Dual Function Software and Safe Harbor
The final regulations provide that software developed for use in G&A and non-G&A functions—“dual function” software—is presumed to be for internal use. However, the presumption does not apply if a taxpayer can identify a subset of elements of dual function software that only enables a taxpayer to interact with third parties or allows third parties to initiate functions or review data on the taxpayer’s system. The qualified research expenditures (“QRE”) allocable to third party subsets of the dual function software may be eligible for the research credit.
Like the proposed regulations, the final regulations provide a safe harbor that allows taxpayers to include 25 percent of the QREs of the dual function subset in computing the amount of the taxpayer’s credit, as long as the third-party functions are reasonably anticipated to constitute at least 10 percent of the dual function subset’s use.
High Threshold of Innovation Test
Certain IUS development may qualify for the research credit if it meets an additional three-part “high threshold of innovation” (HTI) test.
Outlined in the 1986 legislative history and modified in the final regulations, the HTI test requires, first, that the software be innovative, as where the software results in a reduction in cost, improvement in speed, or other measurable improvement that is substantial and economically significant. Notably, the final regulations abandon the higher standard of earlier regulations requiring that the software be unique and novel and differ in a significant way from prior software implementations.
Second, the software development must involve significant economic risk, as where the taxpayer commits substantial resources to the development and there is substantial uncertainty, because of technical risk, that such resources would be recovered within a reasonable period. The proposed regulations required this uncertainty relate to either capability or methodology, but the final regulations do not. Instead, they provide that the focus should be on the level of uncertainty, and not the type of uncertainty, which means that uncertainty regarding the software’s appropriate design can qualify. The regulations do suggest, though, that appropriate design uncertainty alone would rarely qualify as being substantial.
Third and finally, the software must not be commercially available for use by the taxpayer, as where the software cannot be purchased, leased, or licensed and used for the intended purpose without modifications that would satisfy the first two requirements.
The final regulations further clarify that, for purposes of the HTI test:
- Revolutionary discovery is not required; and

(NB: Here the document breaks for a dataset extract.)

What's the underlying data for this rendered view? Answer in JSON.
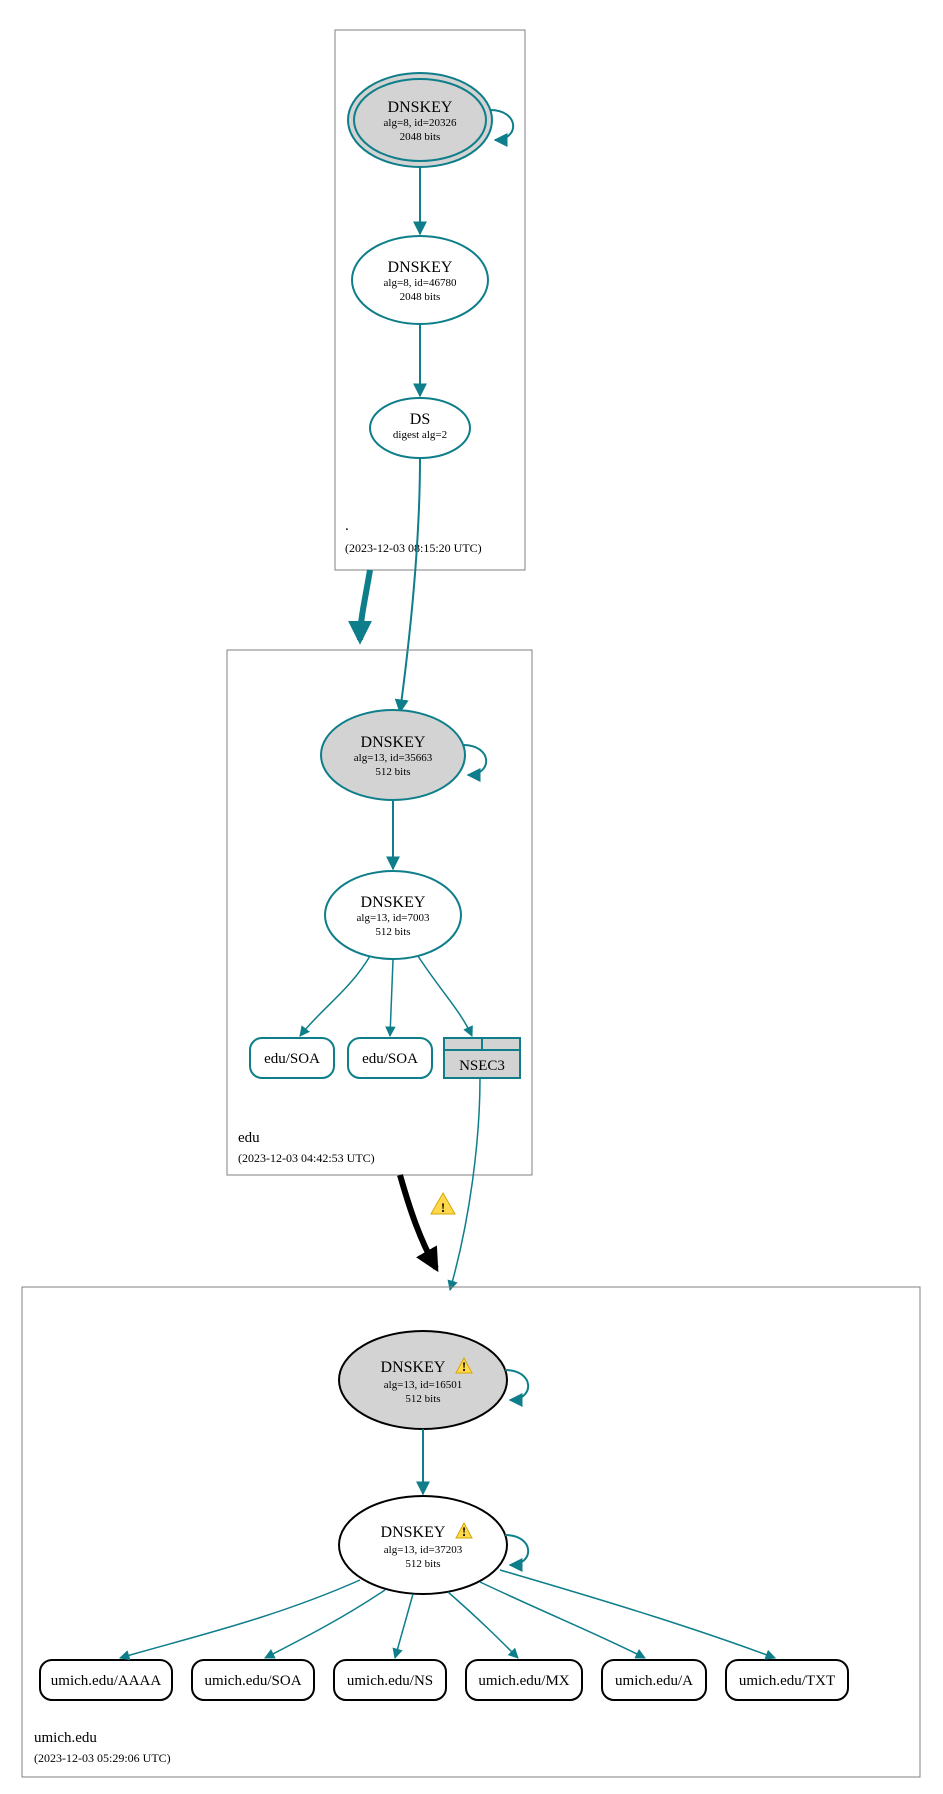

- The HTI test does not apply to the attempt to develop or improve software for use in (1) an activity that constitutes qualified research, (2) a production process to which the requirements of section 41 are met, or (3) a new or improved software and hardware product developed together by the taxpayer.
The final regulations are prospective and apply to taxable years beginning on or after October 4, 2016, the date of their publication in the Federal Register. The proposed regulations state the IRS will not challenge return positions consistent with the proposed regulations for taxable years ending on or after January 20, 2015, the date they were published in the Federal Register.
Taxpayers who pay for the development of software should:
- Review their development efforts to address specific issues and opportunities the final regulations create, e.g., whether software treated as IUS under the old rules would be treated as IUS under the new rules, whether the significant economic risk tests’ clarified “substantial uncertainty” test may now be met, whether any software is “dual function” software; and
- Consider whether and how the final regulations, notwithstanding their effective date, might be leveraged to support any software development expenses under examination by tax authorities.
For more information, please contact one of the following practice leaders: